- **Data extract**:
Start of Block
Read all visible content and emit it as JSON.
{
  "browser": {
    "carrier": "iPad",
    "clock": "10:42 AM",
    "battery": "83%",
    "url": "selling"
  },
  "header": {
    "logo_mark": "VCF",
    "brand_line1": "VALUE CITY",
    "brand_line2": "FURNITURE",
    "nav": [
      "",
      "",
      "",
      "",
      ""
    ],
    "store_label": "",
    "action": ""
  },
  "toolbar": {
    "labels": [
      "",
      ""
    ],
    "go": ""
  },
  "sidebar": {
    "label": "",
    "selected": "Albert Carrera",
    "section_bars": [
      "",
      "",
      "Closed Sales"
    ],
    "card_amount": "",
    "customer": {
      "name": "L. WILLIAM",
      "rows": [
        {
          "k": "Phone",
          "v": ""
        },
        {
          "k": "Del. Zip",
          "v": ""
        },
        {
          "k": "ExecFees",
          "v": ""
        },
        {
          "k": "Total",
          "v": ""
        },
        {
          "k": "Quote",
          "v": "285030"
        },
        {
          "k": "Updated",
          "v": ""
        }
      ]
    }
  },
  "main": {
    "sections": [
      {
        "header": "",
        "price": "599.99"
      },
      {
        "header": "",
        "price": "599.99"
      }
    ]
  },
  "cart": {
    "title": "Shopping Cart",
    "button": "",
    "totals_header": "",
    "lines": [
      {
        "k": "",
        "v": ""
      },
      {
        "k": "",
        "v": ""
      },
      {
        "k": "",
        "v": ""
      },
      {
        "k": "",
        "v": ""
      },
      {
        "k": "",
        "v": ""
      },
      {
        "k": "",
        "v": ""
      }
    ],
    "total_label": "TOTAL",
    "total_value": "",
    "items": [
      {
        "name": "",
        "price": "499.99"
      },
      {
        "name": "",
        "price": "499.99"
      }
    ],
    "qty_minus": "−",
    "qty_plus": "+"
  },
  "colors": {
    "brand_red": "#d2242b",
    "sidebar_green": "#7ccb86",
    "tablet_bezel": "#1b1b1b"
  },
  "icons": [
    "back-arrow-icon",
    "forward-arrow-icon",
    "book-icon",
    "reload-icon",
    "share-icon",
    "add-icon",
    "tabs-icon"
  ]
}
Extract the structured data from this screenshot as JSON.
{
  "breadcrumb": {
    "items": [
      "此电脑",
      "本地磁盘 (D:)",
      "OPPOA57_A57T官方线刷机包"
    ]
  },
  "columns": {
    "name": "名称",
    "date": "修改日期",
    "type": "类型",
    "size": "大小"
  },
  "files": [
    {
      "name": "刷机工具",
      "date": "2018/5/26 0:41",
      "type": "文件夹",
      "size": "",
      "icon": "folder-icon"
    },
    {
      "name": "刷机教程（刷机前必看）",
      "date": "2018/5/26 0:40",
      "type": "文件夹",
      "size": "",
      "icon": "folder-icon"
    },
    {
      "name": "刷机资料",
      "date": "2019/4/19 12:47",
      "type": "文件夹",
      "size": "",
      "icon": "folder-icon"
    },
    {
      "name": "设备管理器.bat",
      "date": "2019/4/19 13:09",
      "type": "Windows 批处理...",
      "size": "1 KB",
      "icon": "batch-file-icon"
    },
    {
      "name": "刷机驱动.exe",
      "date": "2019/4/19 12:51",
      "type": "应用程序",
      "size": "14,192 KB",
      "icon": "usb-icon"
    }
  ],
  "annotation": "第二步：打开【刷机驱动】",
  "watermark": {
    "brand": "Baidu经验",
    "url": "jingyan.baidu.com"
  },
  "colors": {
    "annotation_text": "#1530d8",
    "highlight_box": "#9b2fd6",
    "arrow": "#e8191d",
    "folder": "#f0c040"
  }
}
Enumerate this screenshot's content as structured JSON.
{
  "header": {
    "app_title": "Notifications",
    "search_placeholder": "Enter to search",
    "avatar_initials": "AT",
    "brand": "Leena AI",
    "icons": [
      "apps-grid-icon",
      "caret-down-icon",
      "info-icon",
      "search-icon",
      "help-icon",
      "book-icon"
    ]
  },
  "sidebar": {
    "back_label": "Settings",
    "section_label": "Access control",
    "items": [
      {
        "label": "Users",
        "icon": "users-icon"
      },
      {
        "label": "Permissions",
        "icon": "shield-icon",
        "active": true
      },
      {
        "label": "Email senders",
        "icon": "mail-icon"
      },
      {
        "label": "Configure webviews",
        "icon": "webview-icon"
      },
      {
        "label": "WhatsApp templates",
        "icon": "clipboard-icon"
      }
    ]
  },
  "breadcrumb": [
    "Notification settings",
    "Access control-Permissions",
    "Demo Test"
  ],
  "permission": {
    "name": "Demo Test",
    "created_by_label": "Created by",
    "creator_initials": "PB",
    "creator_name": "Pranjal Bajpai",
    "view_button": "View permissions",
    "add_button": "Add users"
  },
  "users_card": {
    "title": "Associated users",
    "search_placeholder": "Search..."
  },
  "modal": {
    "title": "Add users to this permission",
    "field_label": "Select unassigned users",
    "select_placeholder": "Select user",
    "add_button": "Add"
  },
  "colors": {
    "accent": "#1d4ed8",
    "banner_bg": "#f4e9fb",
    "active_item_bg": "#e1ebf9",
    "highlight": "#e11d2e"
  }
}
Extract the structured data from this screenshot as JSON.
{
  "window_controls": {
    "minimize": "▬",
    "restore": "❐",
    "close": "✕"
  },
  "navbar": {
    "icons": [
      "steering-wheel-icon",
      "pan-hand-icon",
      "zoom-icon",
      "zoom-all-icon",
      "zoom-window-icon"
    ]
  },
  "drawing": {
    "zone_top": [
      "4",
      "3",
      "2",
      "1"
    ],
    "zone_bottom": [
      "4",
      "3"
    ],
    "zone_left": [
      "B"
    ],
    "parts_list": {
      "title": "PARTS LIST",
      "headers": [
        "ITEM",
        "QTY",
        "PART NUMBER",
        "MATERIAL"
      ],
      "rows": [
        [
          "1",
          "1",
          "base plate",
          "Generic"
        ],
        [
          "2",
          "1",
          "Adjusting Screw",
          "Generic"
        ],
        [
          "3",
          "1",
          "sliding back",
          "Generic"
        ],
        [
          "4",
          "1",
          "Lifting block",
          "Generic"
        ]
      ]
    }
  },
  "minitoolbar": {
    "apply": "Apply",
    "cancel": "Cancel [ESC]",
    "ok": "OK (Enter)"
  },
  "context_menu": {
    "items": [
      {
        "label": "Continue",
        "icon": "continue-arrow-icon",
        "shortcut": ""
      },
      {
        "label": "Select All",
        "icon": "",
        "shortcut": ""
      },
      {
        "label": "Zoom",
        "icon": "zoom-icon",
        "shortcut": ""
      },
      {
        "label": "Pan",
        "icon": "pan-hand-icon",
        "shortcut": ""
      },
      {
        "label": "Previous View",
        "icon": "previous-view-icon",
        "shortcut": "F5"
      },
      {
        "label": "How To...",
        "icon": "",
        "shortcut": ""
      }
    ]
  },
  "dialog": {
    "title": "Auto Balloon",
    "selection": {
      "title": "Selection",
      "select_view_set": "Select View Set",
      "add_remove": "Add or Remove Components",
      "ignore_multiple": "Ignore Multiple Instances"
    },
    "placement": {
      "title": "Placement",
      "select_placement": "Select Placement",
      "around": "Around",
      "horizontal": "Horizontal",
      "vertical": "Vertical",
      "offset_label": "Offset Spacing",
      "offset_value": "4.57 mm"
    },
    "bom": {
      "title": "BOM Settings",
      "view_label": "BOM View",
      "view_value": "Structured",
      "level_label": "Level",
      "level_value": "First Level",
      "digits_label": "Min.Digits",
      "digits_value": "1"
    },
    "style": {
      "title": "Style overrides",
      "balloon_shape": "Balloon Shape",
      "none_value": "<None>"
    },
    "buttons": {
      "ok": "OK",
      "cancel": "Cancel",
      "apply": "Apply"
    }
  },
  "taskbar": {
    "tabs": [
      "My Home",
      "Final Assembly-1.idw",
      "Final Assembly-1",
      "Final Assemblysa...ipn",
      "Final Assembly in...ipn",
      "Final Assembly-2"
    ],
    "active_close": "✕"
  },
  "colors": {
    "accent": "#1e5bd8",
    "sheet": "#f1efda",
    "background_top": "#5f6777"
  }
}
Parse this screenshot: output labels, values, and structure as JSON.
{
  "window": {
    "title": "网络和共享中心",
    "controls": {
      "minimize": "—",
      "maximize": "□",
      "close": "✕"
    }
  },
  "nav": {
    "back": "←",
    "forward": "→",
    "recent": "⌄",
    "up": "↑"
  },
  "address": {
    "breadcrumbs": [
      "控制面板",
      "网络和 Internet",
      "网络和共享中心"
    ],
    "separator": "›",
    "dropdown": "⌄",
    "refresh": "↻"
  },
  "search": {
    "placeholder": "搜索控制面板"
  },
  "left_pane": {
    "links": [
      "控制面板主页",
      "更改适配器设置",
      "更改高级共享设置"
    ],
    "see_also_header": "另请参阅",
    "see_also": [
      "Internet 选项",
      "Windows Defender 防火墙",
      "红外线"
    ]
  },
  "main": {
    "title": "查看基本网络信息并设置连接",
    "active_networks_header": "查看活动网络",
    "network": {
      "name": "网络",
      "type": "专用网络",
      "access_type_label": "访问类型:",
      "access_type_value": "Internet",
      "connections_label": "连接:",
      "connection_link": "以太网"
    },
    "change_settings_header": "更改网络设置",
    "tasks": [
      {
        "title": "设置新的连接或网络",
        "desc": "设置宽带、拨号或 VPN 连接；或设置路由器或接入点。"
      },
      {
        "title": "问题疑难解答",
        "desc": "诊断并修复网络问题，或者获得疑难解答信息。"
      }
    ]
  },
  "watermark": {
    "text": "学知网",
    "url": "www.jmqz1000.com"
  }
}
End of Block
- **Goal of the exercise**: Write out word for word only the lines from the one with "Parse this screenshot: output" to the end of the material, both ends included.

- **Answer section**:
Parse this screenshot: output labels, values, and structure as JSON.
{
  "window": {
    "title": "网络和共享中心",
    "controls": {
      "minimize": "—",
      "maximize": "□",
      "close": "✕"
    }
  },
  "nav": {
    "back": "←",
    "forward": "→",
    "recent": "⌄",
    "up": "↑"
  },
  "address": {
    "breadcrumbs": [
      "控制面板",
      "网络和 Internet",
      "网络和共享中心"
    ],
    "separator": "›",
    "dropdown": "⌄",
    "refresh": "↻"
  },
  "search": {
    "placeholder": "搜索控制面板"
  },
  "left_pane": {
    "links": [
      "控制面板主页",
      "更改适配器设置",
      "更改高级共享设置"
    ],
    "see_also_header": "另请参阅",
    "see_also": [
      "Internet 选项",
      "Windows Defender 防火墙",
      "红外线"
    ]
  },
  "main": {
    "title": "查看基本网络信息并设置连接",
    "active_networks_header": "查看活动网络",
    "network": {
      "name": "网络",
      "type": "专用网络",
      "access_type_label": "访问类型:",
      "access_type_value": "Internet",
      "connections_label": "连接:",
      "connection_link": "以太网"
    },
    "change_settings_header": "更改网络设置",
    "tasks": [
      {
        "title": "设置新的连接或网络",
        "desc": "设置宽带、拨号或 VPN 连接；或设置路由器或接入点。"
      },
      {
        "title": "问题疑难解答",
        "desc": "诊断并修复网络问题，或者获得疑难解答信息。"
      }
    ]
  },
  "watermark": {
    "text": "学知网",
    "url": "www.jmqz1000.com"
  }
}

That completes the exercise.